Schelling glossed over several key issues in his discussion of SRM, as he, "wasn't an expert." Flippant phrases such as, but I'm not an atmospheric chemist, and but I'm not an expert on diplomatic policy immediately set some alarm bells ringing in my head.
He emphasised the imperative need to move to field tests of the ideas surrounding pumping lots of sulphur into the upper atmosphere to cool us down. As far as I'm aware several atmospheric scientists already do this kind of research both modelling and testing in the field.
While this research goes on as continual fundamental scientific study, trying to increase our knowledge of the upper atmosphere and how it works - to parcel it up and begin conducting it purely for the means of Solar Radiation Management, is a big shift to call for.
Just as my hackles were rising, and as I think several in the room were getting annoyed with the gaps in his talk, all became clear...
Schelling up held SRM as much cheaper than trying to change the behavioural patterns of billions worldwide who burn fossil fuels in their daily lives!
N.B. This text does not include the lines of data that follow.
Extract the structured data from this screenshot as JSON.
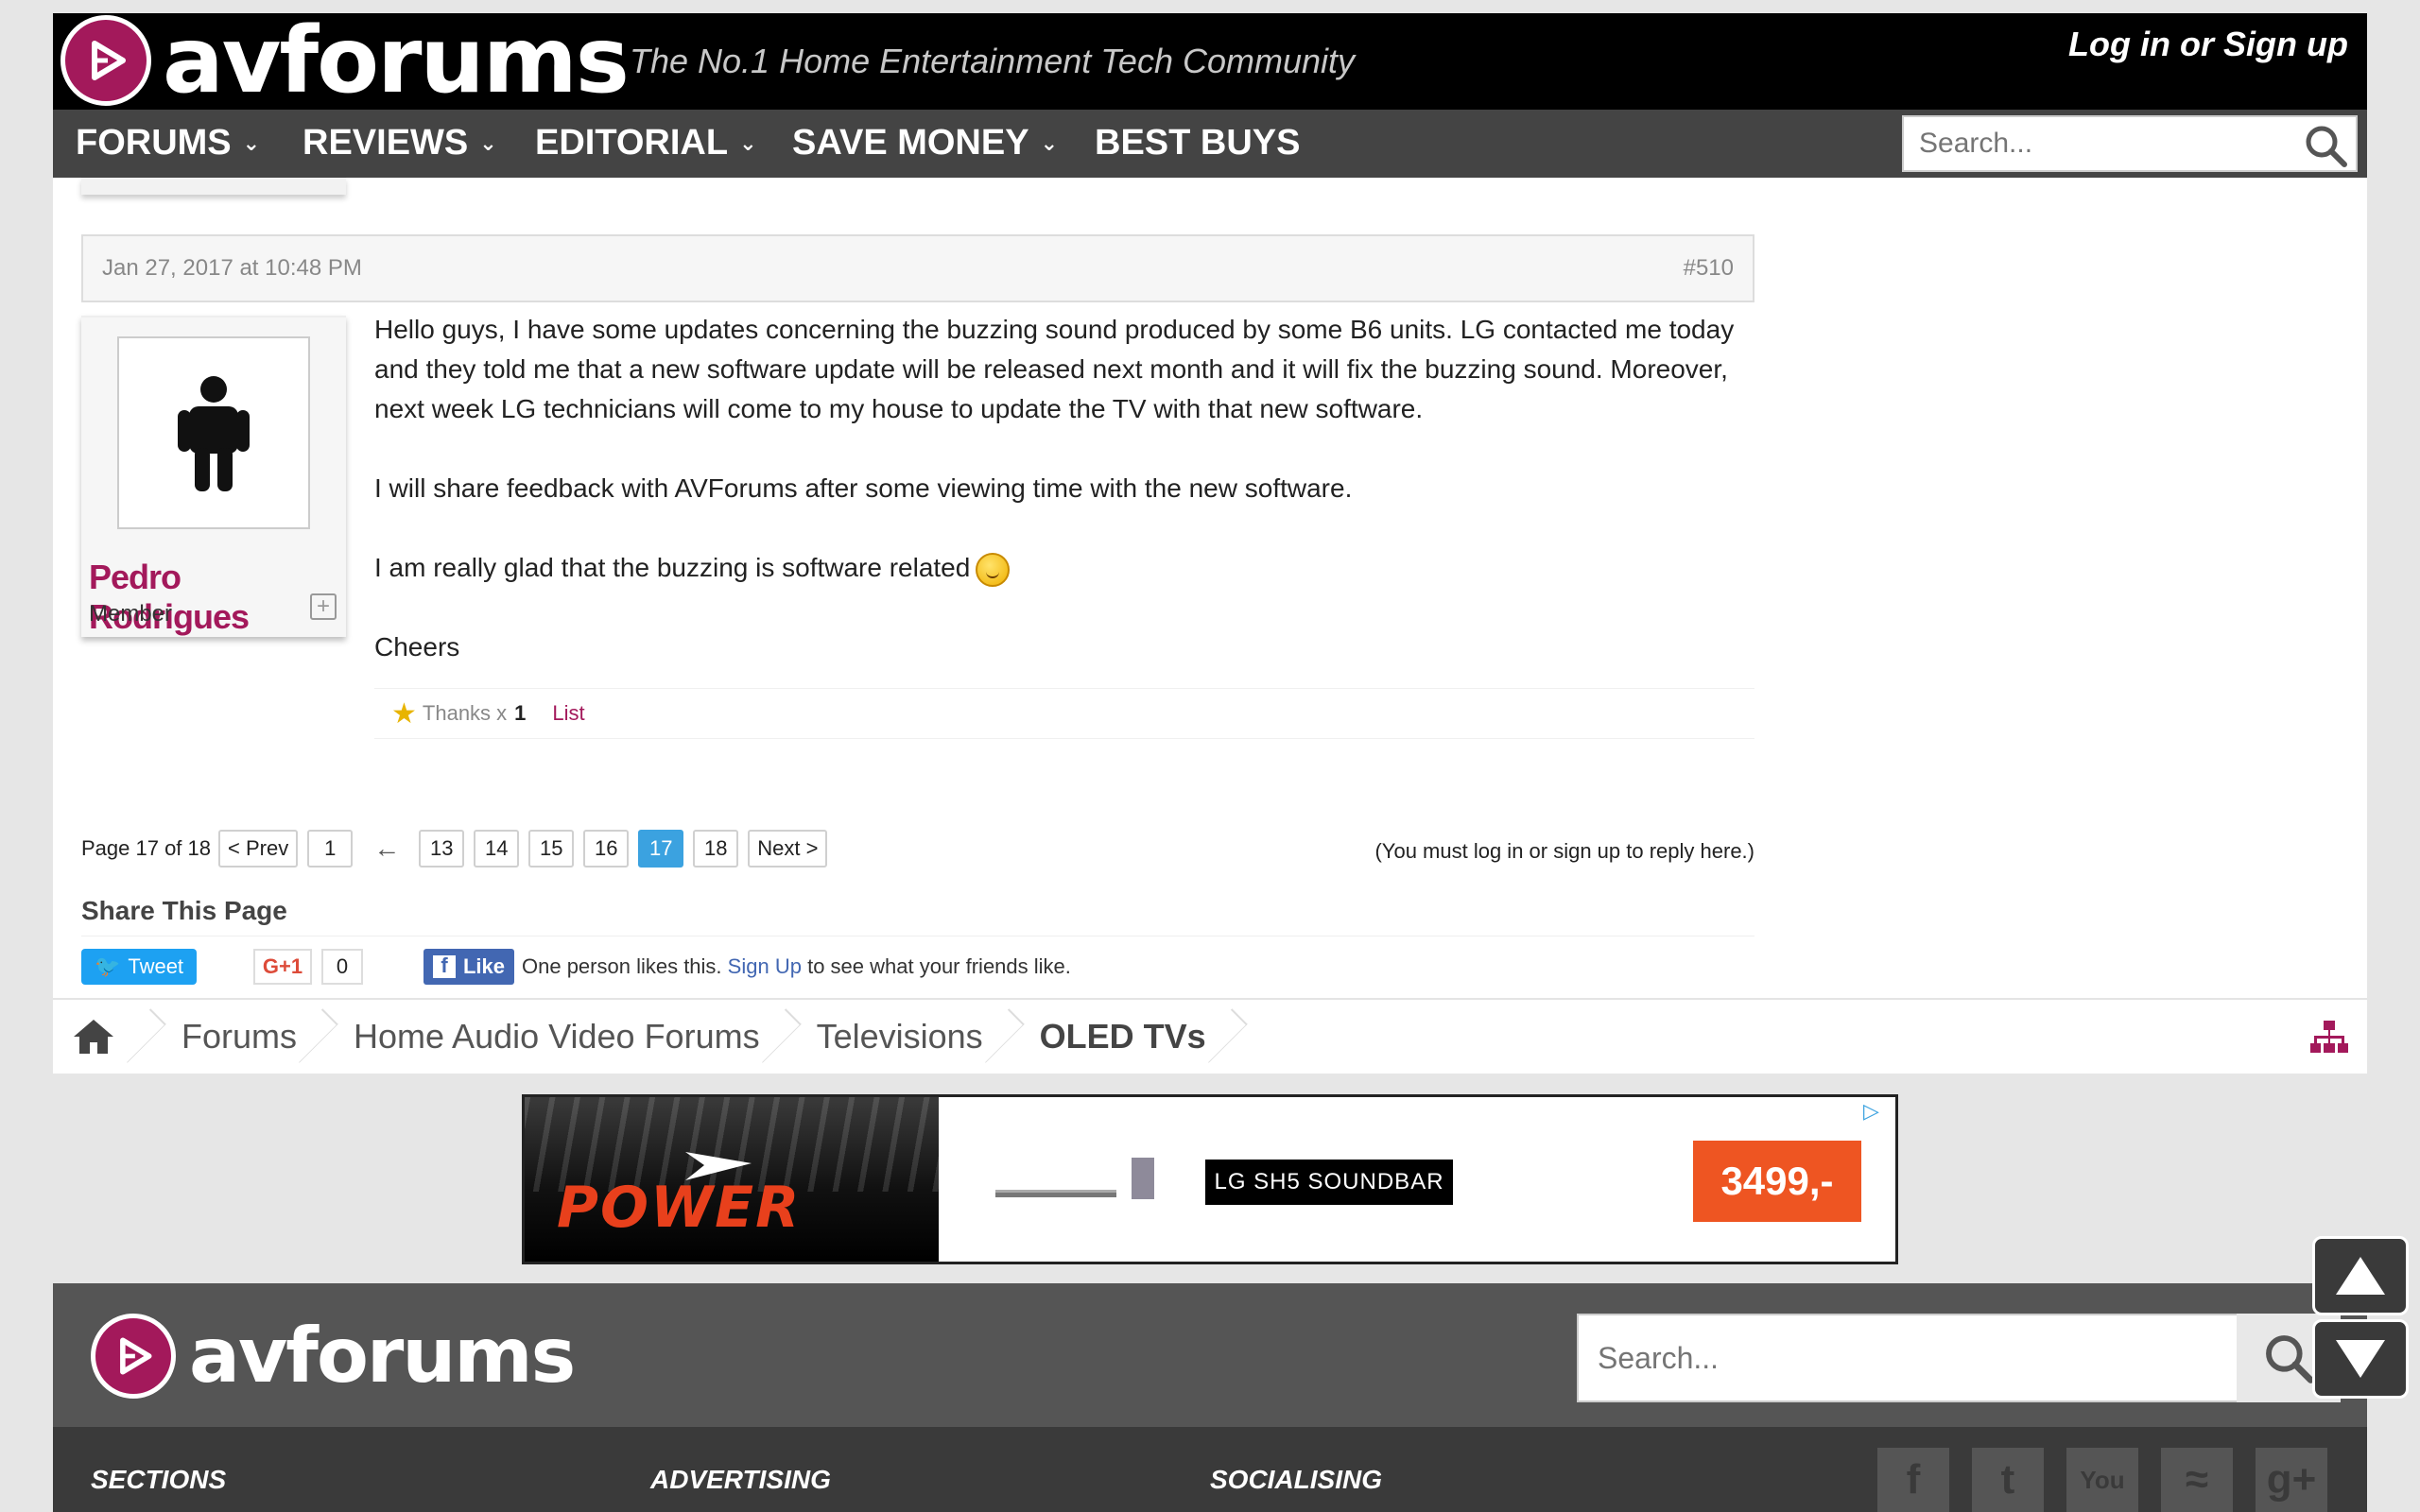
{
  "header": {
    "logo_text": "avforums",
    "tagline": "The No.1 Home Entertainment Tech Community",
    "login_label": "Log in or Sign up"
  },
  "nav": {
    "items": [
      {
        "label": "FORUMS",
        "has_dropdown": true
      },
      {
        "label": "REVIEWS",
        "has_dropdown": true
      },
      {
        "label": "EDITORIAL",
        "has_dropdown": true
      },
      {
        "label": "SAVE MONEY",
        "has_dropdown": true
      },
      {
        "label": "BEST BUYS",
        "has_dropdown": false
      }
    ],
    "dropdown_glyph": "⌄",
    "search_placeholder": "Search..."
  },
  "post": {
    "date": "Jan 27, 2017 at 10:48 PM",
    "number": "#510",
    "author": {
      "name": "Pedro Rodrigues",
      "title": "Member",
      "expand_glyph": "+"
    },
    "paragraphs": [
      "Hello guys, I have some updates concerning the buzzing sound produced by some B6 units. LG contacted me today and they told me that a new software update will be released next month and it will fix the buzzing sound. Moreover, next week LG technicians will come to my house to update the TV with that new software.",
      "I will share feedback with AVForums after some viewing time with the new software.",
      "I am really glad that the buzzing is software related",
      "Cheers"
    ],
    "likes": {
      "label": "Thanks x",
      "count": "1",
      "list_label": "List"
    }
  },
  "pagination": {
    "page_label": "Page 17 of 18",
    "prev_label": "< Prev",
    "first": "1",
    "separator": "←",
    "pages": [
      "13",
      "14",
      "15",
      "16",
      "17",
      "18"
    ],
    "current": "17",
    "next_label": "Next >",
    "reply_note": "(You must log in or sign up to reply here.)"
  },
  "share": {
    "title": "Share This Page",
    "tweet_label": "Tweet",
    "gplus_label": "G+1",
    "gplus_count": "0",
    "fb_like_label": "Like",
    "fb_text_before": "One person likes this.",
    "fb_signup": "Sign Up",
    "fb_text_after": "to see what your friends like."
  },
  "breadcrumb": {
    "items": [
      "Forums",
      "Home Audio Video Forums",
      "Televisions",
      "OLED TVs"
    ]
  },
  "ad": {
    "brand": "POWER",
    "product_name": "LG SH5 SOUNDBAR",
    "price": "3499,-",
    "ad_choice_glyph": "▷"
  },
  "footer": {
    "logo_text": "avforums",
    "search_placeholder": "Search...",
    "headings": [
      "SECTIONS",
      "ADVERTISING",
      "SOCIALISING"
    ],
    "social": [
      {
        "icon": "facebook-icon",
        "glyph": "f"
      },
      {
        "icon": "twitter-icon",
        "glyph": "t"
      },
      {
        "icon": "youtube-icon",
        "glyph": "You"
      },
      {
        "icon": "rss-icon",
        "glyph": "≈"
      },
      {
        "icon": "google-plus-icon",
        "glyph": "g+"
      }
    ]
  },
  "colors": {
    "brand": "#a3195b",
    "current_page": "#3ba2e0",
    "ad_price": "#ee5522",
    "twitter": "#1da1f2",
    "facebook": "#4267b2"
  }
}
OK - if SRM works, if it can be made into a workable solution within the next 50 years, if it doesn't have horrible side effects like changing rain patterns, if all nations can agree on its deployment then maybe just maybe it may present a cheaper option.
But, as I asked in the question session after - we still only have a finite amount of fossil fuels, so by not attempting to change the practice of those billions of people are we not just delaying the inevitable?
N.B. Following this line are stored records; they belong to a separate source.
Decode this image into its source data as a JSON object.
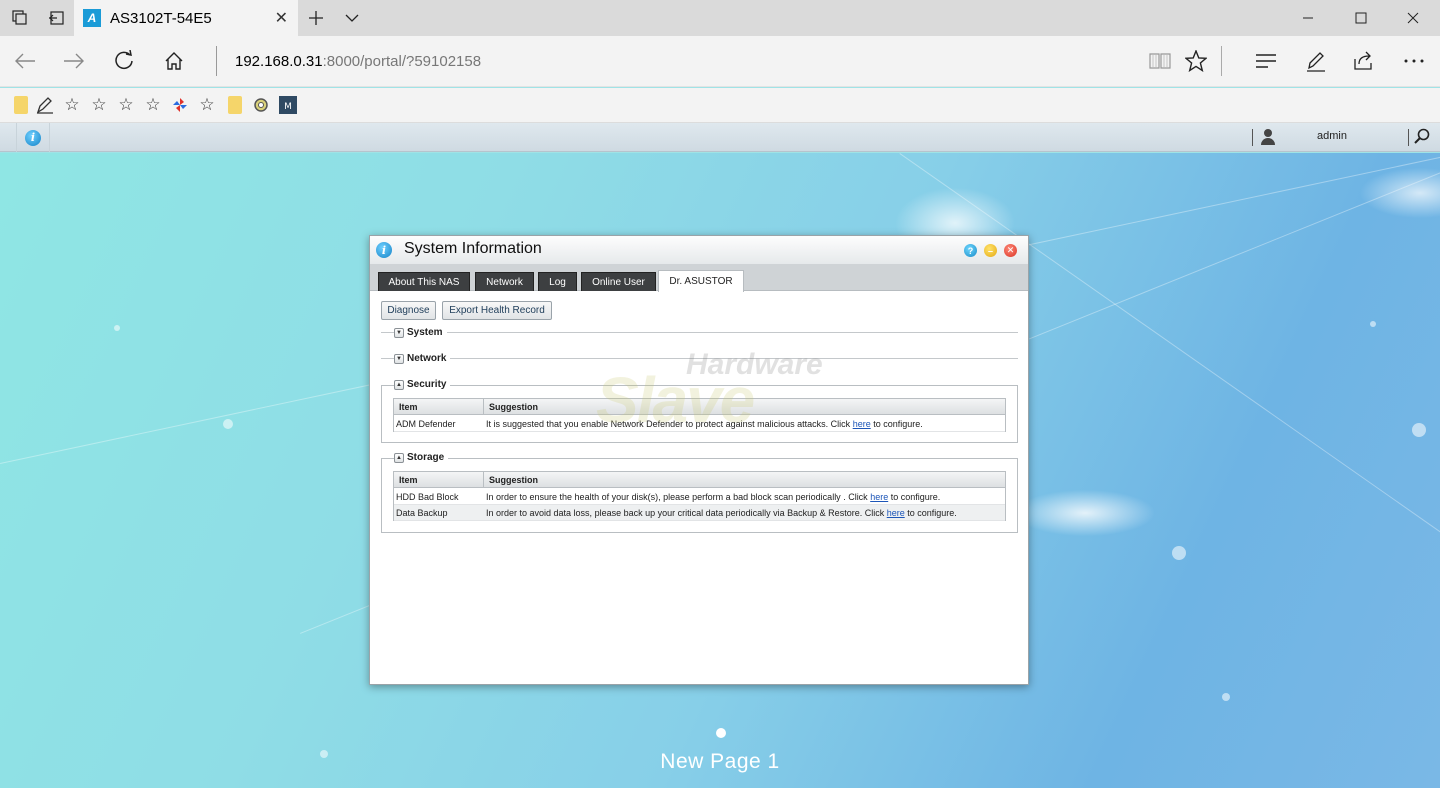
{
  "browser": {
    "tab_title": "AS3102T-54E5",
    "tab_favicon": "A",
    "url_host": "192.168.0.31",
    "url_rest": ":8000/portal/?59102158",
    "icons": {
      "tab_manager": "tab-manager-icon",
      "set_aside": "set-aside-icon",
      "close": "close-icon",
      "new_tab": "plus-icon",
      "tab_list": "chevron-down-icon",
      "minimize": "minimize-icon",
      "maximize": "maximize-icon",
      "window_close": "close-icon",
      "back": "back-arrow-icon",
      "forward": "forward-arrow-icon",
      "refresh": "refresh-icon",
      "home": "home-icon",
      "reading_view": "book-icon",
      "favorite": "star-icon",
      "hub": "hub-icon",
      "notes": "pen-icon",
      "share": "share-icon",
      "more": "more-icon"
    }
  },
  "favorites": [
    "folder",
    "pen",
    "star",
    "star",
    "star",
    "star",
    "pinwheel",
    "star",
    "folder",
    "gear",
    "m-app"
  ],
  "nas": {
    "user": "admin"
  },
  "window": {
    "title": "System Information",
    "tabs": [
      {
        "label": "About This NAS",
        "active": false
      },
      {
        "label": "Network",
        "active": false
      },
      {
        "label": "Log",
        "active": false
      },
      {
        "label": "Online User",
        "active": false
      },
      {
        "label": "Dr. ASUSTOR",
        "active": true
      }
    ],
    "buttons": {
      "diagnose": "Diagnose",
      "export": "Export Health Record"
    },
    "sections": {
      "system": "System",
      "network": "Network",
      "security": "Security",
      "storage": "Storage"
    },
    "columns": {
      "item": "Item",
      "suggestion": "Suggestion"
    },
    "security_rows": [
      {
        "item": "ADM Defender",
        "pre": "It is suggested that you enable Network Defender to protect against malicious attacks. Click ",
        "link": "here",
        "post": " to configure."
      }
    ],
    "storage_rows": [
      {
        "item": "HDD Bad Block",
        "pre": "In order to ensure the health of your disk(s), please perform a bad block scan periodically . Click ",
        "link": "here",
        "post": " to configure."
      },
      {
        "item": "Data Backup",
        "pre": "In order to avoid data loss, please back up your critical data periodically via Backup & Restore. Click ",
        "link": "here",
        "post": " to configure."
      }
    ]
  },
  "desktop": {
    "page_label": "New Page 1"
  },
  "watermark": {
    "top": "Hardware",
    "bottom": "Slave"
  }
}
The if all nations can agree on its deployment point above, is about the only part of a 45 minute lecture I agreed with. Schelling spoke of the need to create protocol and norms around SRM and other geo-engineering technologies to ensure its safe development, testing and subsequent deployment.
Much like nuclear arms developments in the twentieth century this dialogue definitely is imperative.
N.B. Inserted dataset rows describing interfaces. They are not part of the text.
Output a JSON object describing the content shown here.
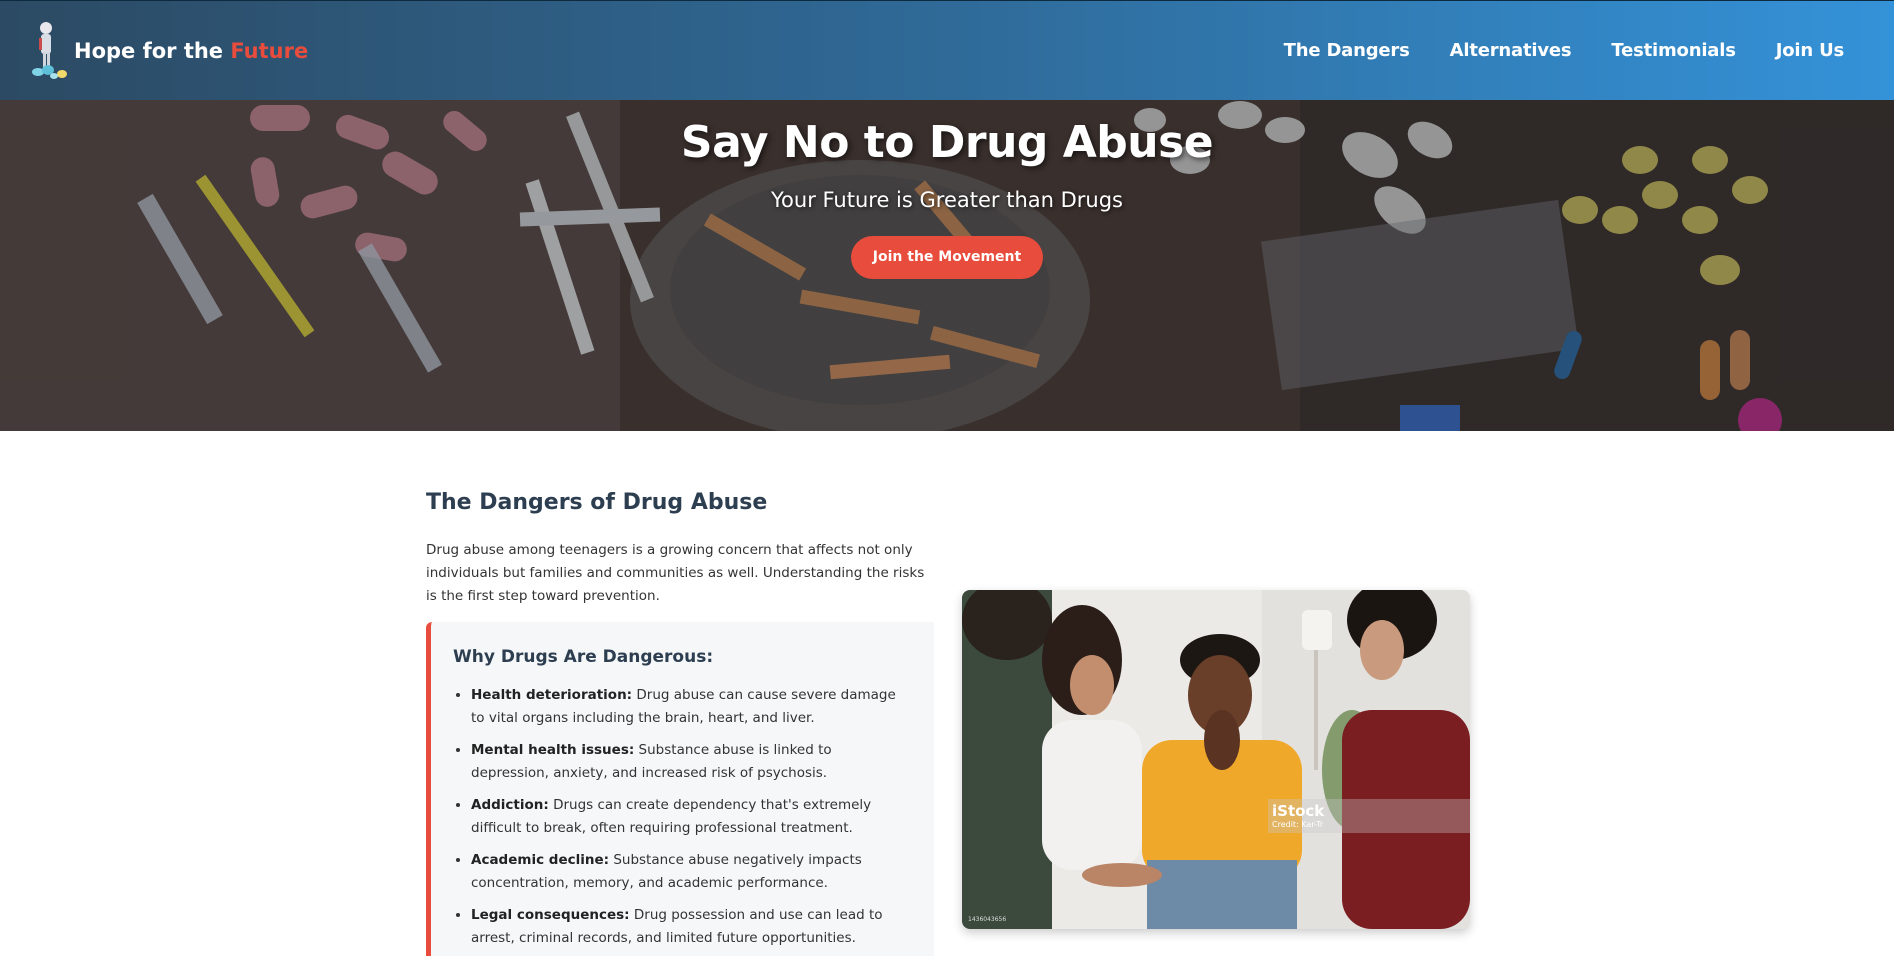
{
  "header": {
    "brand_main": "Hope for the ",
    "brand_accent": "Future",
    "logo_icon": "person-with-pills-logo",
    "nav": [
      {
        "label": "The Dangers"
      },
      {
        "label": "Alternatives"
      },
      {
        "label": "Testimonials"
      },
      {
        "label": "Join Us"
      }
    ]
  },
  "hero": {
    "title": "Say No to Drug Abuse",
    "subtitle": "Your Future is Greater than Drugs",
    "cta": "Join the Movement"
  },
  "dangers": {
    "title": "The Dangers of Drug Abuse",
    "intro": "Drug abuse among teenagers is a growing concern that affects not only individuals but families and communities as well. Understanding the risks is the first step toward prevention.",
    "box_title": "Why Drugs Are Dangerous:",
    "items": [
      {
        "term": "Health deterioration:",
        "text": " Drug abuse can cause severe damage to vital organs including the brain, heart, and liver."
      },
      {
        "term": "Mental health issues:",
        "text": " Substance abuse is linked to depression, anxiety, and increased risk of psychosis."
      },
      {
        "term": "Addiction:",
        "text": " Drugs can create dependency that's extremely difficult to break, often requiring professional treatment."
      },
      {
        "term": "Academic decline:",
        "text": " Substance abuse negatively impacts concentration, memory, and academic performance."
      },
      {
        "term": "Legal consequences:",
        "text": " Drug possession and use can lead to arrest, criminal records, and limited future opportunities."
      }
    ],
    "photo": {
      "watermark": "iStock",
      "credit": "Credit: Kar-Tr",
      "stock_id": "1436043656"
    }
  },
  "colors": {
    "accent": "#e74c3c",
    "heading": "#2c3e50",
    "header_start": "#2c4a63",
    "header_end": "#3492d8"
  }
}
Just to ice my infuriated state, Schelling batted away a question I posed about exploring carbon sequestration, through trees or technological fixes with an almost direct quote from his book, about children planting trees on Arbor Day not being enough to combat climate change!
All in all I left the room, angry at an ageing academic, who has notable influence speaking on a subject he himself had stated he wasn't an expert on, presenting in a cajoling manner. That's dangerous stuff I thought on the cycle home.
Yet awakening this morning having digested Schelling's seminar I thought, maybe Schelling's argument is much more intelligent than last night's anger allowed me to fathom.
Maybe, just maybe his exact purpose was to provoke; to begin dialogue and to say look people want to (and will) explore these technological fixes - so let's do it out in the open so the world can debate it rather than forcing it underground. Let's research these options under international agreement, with co-operation and transparency.
If this is the case Professor Schelling, well done.
However, personally I am much more sceptical, I think sulphur insertion and similar SRM projects are a danger to humans, they will only add uncertainty to our changing climate and accentuate disparities between the rich and the rest.
Thank you Professor Schelling for provoking my thoughts and for reminding me to question people, even if they do have a Nobel Prize.
(1) "Thomas C. Schelling - Autobiography". Nobelprize.org. 22 Oct 2010
(2) The University of Manchester - Sustainable Consumption Institute
Schelling, T. C. (2007): Strategies of Commitment and Other Essays, Havard University Press